The third book in Sir Edmund Spenser's epic poem The Faerie Queen has been adapted for the stage by Cilgwyn Theatre Company.
Written in 1590, The Faerie Queen was as much a romantic narrative as a political poem that questioned the power of England. Staging such a production is no small feat, according to its director, Tom Cornford, whose production has cut hundreds of pages of the poem to focus on the story of the female knight, Britomart.
As a young girl she looks into a magical mirror where her destiny is revealed. She goes to find the man whose face she saw and secure the future of England. "It puts a twist on the epic story that usually involves male heroes and women running around after them being pathetic," says Cornford. "She is disguised as a man. Everybody thinks she is a man and she behaves like one, but she is on a quest to find the man she is to marry."
The production also puts a spotlight on another of the poem's characters, the beautiful Florimell, who has to fight off suitors to find her wounded knight, and gets captured by Proteus.
"It is different for Florimell as she does not have this sense of destiny that Britomart has to follow, and she travels as herself. People chase her and she runs away from a monster and lands up in a boat with a fisherman who tries to attack her.
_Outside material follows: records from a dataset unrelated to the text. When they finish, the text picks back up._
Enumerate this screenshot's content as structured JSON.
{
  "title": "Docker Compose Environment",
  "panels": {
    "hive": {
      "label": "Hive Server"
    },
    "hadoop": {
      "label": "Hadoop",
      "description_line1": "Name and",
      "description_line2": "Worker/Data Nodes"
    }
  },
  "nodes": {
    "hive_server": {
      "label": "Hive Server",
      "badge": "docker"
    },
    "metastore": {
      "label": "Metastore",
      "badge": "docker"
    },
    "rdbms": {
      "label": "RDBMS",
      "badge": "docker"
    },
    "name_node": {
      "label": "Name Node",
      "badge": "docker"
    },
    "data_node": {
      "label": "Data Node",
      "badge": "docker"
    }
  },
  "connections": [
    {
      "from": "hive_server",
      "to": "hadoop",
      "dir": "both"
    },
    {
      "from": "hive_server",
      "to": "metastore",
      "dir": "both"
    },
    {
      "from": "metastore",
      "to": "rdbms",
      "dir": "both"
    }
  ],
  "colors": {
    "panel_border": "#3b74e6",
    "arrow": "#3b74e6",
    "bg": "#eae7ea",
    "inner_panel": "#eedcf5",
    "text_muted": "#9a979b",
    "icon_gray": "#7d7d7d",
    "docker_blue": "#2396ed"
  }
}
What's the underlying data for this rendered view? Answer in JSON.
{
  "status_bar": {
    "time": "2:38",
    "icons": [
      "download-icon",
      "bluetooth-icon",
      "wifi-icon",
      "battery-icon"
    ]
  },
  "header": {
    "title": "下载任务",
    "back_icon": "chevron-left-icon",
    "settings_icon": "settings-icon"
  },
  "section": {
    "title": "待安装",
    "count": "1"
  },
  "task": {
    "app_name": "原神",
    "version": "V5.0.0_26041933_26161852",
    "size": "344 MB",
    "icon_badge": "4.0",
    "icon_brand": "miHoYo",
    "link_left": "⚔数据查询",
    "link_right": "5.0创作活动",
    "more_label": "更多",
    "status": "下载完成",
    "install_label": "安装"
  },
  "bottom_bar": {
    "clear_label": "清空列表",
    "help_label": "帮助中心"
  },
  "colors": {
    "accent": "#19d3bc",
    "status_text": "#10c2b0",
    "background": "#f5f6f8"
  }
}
She is saved by a sea-god who falls in love with her and imprisons her under the sea, and she must be rescued by her knight."
This circus-inspired production includes acrobatic and aerial choreography alongside puppetry.
"We have to develop a language for these extraordinary events, which are not easy to translate onto a stage," says Cornford. "This morning we are looking at how to stage the fall of the goddess of delusion and ruin, who is thrown out of heaven down to earth."
Cornford's credits include David Mamet's The Shawl at London's Gate Theatre in 2004 and Shakespeare's Richard III at the Cambridge Arts Centre in 2006.
11 to 29 December (0844 412 4300; www.sadlerswells.com)Reuse content